Dataset records

=== Begin Enclosure ===

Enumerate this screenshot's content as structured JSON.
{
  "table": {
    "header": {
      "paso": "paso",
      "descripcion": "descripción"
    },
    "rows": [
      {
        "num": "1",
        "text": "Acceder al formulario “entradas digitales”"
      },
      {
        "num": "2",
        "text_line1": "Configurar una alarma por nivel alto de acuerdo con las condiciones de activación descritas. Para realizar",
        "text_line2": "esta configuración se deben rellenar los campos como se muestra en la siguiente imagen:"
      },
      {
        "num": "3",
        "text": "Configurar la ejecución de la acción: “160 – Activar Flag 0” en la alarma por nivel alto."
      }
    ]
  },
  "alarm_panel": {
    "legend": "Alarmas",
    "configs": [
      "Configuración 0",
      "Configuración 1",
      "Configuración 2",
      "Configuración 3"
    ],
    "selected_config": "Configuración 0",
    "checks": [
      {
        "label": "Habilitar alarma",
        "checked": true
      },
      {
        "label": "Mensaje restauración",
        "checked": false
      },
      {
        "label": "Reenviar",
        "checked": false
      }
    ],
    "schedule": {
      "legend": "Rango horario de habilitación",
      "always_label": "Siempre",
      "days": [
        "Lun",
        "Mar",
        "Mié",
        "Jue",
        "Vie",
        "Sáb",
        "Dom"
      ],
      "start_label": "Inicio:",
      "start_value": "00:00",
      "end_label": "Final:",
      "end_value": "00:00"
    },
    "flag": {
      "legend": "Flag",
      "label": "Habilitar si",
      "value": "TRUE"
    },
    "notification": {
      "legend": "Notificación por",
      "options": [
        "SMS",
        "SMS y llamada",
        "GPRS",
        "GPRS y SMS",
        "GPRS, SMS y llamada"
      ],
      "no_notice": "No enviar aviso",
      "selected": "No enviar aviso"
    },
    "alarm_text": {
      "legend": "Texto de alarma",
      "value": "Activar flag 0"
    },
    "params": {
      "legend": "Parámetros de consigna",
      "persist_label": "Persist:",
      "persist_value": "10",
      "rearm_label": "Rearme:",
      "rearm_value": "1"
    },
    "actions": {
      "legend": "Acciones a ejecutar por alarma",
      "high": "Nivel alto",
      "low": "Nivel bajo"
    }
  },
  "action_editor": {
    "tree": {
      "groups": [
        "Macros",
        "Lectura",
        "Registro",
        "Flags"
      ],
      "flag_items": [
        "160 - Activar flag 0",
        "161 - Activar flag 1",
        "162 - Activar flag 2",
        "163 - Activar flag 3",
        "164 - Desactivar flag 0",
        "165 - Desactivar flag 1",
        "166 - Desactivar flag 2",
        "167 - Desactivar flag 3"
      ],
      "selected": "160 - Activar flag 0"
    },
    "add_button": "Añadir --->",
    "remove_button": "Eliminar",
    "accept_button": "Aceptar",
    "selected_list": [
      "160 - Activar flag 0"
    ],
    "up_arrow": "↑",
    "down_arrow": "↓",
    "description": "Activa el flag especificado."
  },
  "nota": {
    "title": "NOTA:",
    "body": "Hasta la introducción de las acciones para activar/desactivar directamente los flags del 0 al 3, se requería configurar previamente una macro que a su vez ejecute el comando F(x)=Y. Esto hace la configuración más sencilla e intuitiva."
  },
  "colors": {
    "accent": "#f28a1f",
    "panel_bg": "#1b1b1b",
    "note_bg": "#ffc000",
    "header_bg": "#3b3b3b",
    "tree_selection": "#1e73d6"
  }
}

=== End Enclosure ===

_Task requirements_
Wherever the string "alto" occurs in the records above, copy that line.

_Result for this task_
        "text_line1": "Configurar una alarma por nivel alto de acuerdo con las condiciones de activación descritas. Para realizar",
        "text": "Configurar la ejecución de la acción: “160 – Activar Flag 0” en la alarma por nivel alto."
      "high": "Nivel alto",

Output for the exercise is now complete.